## Excerpts from an interface dataset:
▼
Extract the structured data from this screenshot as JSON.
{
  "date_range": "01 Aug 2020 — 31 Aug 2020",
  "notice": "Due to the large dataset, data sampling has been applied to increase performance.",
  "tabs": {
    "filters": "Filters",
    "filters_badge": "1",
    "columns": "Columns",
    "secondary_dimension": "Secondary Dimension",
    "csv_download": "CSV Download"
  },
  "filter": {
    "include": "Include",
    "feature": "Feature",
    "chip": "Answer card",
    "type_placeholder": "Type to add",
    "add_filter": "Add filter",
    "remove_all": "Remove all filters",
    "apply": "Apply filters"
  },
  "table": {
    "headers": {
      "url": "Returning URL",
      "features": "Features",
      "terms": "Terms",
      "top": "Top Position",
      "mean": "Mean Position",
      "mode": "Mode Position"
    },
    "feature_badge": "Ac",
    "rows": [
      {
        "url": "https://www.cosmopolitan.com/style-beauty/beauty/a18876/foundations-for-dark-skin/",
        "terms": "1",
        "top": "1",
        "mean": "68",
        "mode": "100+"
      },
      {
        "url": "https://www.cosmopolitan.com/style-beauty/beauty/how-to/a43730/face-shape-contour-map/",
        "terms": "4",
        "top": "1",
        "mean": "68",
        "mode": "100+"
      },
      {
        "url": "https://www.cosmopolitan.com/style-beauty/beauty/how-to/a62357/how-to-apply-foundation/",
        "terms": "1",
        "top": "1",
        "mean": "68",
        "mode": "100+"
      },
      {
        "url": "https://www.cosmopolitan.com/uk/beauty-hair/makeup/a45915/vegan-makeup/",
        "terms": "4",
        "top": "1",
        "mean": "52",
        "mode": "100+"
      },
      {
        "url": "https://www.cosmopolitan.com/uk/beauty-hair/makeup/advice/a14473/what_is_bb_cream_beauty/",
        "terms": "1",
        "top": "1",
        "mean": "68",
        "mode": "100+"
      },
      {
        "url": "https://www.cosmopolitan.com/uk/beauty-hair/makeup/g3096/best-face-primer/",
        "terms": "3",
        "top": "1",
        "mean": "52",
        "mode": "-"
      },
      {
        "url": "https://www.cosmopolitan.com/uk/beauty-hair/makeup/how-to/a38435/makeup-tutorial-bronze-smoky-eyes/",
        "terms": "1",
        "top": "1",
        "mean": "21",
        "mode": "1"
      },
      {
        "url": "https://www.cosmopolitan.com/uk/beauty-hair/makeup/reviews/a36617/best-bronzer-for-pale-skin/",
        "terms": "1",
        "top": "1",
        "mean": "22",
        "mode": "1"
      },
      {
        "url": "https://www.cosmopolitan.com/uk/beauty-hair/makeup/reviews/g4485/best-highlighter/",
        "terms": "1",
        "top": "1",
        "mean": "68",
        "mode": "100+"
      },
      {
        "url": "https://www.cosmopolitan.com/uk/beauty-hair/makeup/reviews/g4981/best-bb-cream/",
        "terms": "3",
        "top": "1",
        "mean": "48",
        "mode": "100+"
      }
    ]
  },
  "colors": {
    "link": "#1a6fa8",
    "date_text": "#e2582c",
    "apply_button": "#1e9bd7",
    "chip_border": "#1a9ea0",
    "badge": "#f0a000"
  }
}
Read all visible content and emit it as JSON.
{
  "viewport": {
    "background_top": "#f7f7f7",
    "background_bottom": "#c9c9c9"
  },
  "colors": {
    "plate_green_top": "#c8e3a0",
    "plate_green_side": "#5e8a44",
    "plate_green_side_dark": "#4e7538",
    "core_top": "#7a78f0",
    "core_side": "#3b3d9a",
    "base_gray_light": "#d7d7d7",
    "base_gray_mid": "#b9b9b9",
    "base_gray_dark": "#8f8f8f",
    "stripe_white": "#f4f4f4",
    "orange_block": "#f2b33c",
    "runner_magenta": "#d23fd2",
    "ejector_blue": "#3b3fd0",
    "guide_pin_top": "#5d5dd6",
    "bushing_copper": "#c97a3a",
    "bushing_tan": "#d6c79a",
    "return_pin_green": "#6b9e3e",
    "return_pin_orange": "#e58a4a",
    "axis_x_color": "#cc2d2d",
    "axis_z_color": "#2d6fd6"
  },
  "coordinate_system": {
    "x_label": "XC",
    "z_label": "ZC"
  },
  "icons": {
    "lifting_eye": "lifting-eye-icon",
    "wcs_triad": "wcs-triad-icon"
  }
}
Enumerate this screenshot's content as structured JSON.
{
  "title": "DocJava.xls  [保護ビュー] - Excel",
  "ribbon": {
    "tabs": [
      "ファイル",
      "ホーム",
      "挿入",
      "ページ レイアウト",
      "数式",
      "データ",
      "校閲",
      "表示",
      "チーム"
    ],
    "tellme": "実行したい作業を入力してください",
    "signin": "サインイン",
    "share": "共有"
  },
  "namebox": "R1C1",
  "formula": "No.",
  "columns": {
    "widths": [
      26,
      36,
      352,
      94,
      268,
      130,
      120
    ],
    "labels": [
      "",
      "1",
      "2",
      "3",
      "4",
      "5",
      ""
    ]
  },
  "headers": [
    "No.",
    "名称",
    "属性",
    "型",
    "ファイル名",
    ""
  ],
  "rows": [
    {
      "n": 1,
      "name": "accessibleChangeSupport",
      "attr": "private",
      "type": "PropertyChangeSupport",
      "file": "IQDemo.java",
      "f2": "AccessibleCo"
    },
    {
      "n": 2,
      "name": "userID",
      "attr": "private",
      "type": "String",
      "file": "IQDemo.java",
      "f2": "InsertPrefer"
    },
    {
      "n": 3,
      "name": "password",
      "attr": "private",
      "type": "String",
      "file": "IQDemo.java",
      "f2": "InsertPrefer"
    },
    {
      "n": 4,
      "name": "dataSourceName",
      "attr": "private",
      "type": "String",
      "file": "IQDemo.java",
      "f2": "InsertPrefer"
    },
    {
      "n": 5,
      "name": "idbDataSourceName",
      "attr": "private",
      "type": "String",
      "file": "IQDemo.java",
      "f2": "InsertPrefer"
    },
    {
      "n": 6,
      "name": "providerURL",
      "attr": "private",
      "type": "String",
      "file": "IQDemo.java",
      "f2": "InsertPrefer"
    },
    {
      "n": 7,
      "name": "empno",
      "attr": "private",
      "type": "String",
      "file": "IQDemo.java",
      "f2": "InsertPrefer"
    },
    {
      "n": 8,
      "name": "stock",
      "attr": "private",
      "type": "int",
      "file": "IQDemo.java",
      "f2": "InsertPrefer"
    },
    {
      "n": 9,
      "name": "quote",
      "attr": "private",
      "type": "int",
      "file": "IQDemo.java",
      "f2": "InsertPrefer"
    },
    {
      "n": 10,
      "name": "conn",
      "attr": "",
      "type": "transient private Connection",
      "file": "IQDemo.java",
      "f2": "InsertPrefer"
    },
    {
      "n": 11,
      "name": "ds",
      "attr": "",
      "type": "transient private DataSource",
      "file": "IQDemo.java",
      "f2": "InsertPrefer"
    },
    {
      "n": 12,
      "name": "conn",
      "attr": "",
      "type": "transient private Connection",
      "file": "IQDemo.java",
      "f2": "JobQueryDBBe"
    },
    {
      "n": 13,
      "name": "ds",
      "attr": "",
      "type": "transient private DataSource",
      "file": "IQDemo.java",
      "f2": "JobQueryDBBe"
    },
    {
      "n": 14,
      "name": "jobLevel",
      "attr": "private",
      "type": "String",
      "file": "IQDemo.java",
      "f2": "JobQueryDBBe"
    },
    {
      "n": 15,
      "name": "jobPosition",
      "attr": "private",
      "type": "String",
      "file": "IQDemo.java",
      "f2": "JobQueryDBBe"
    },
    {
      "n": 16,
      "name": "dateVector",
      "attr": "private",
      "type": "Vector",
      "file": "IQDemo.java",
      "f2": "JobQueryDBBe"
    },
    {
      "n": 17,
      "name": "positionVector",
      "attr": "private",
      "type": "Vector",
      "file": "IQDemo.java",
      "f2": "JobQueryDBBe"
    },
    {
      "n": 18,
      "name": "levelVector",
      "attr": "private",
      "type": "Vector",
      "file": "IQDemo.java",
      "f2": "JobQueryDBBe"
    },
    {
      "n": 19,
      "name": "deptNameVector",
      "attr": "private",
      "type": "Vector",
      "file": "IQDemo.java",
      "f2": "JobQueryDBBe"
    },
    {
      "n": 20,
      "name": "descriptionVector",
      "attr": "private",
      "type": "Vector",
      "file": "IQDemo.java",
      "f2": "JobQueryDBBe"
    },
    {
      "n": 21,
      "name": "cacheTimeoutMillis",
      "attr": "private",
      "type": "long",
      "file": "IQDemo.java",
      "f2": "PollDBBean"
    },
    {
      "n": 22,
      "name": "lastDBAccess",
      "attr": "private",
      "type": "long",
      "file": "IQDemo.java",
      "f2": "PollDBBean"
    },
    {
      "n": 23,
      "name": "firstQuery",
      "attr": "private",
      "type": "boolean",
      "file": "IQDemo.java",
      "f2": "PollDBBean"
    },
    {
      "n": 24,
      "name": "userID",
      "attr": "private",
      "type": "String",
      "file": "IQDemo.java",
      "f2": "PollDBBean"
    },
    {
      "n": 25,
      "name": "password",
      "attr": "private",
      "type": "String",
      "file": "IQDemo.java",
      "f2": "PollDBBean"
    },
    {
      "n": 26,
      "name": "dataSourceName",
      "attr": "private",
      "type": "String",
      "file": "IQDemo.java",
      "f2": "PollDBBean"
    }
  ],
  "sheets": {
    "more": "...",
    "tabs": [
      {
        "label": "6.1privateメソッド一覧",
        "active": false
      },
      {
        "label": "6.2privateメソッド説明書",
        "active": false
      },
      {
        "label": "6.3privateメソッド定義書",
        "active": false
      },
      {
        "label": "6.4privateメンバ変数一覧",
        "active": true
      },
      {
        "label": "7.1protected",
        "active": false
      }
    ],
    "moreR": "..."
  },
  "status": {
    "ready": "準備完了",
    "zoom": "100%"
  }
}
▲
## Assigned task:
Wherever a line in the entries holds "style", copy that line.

## Expected answer:
        "url": "https://www.cosmopolitan.com/style-beauty/beauty/a18876/foundations-for-dark-skin/",
        "url": "https://www.cosmopolitan.com/style-beauty/beauty/how-to/a43730/face-shape-contour-map/",
        "url": "https://www.cosmopolitan.com/style-beauty/beauty/how-to/a62357/how-to-apply-foundation/",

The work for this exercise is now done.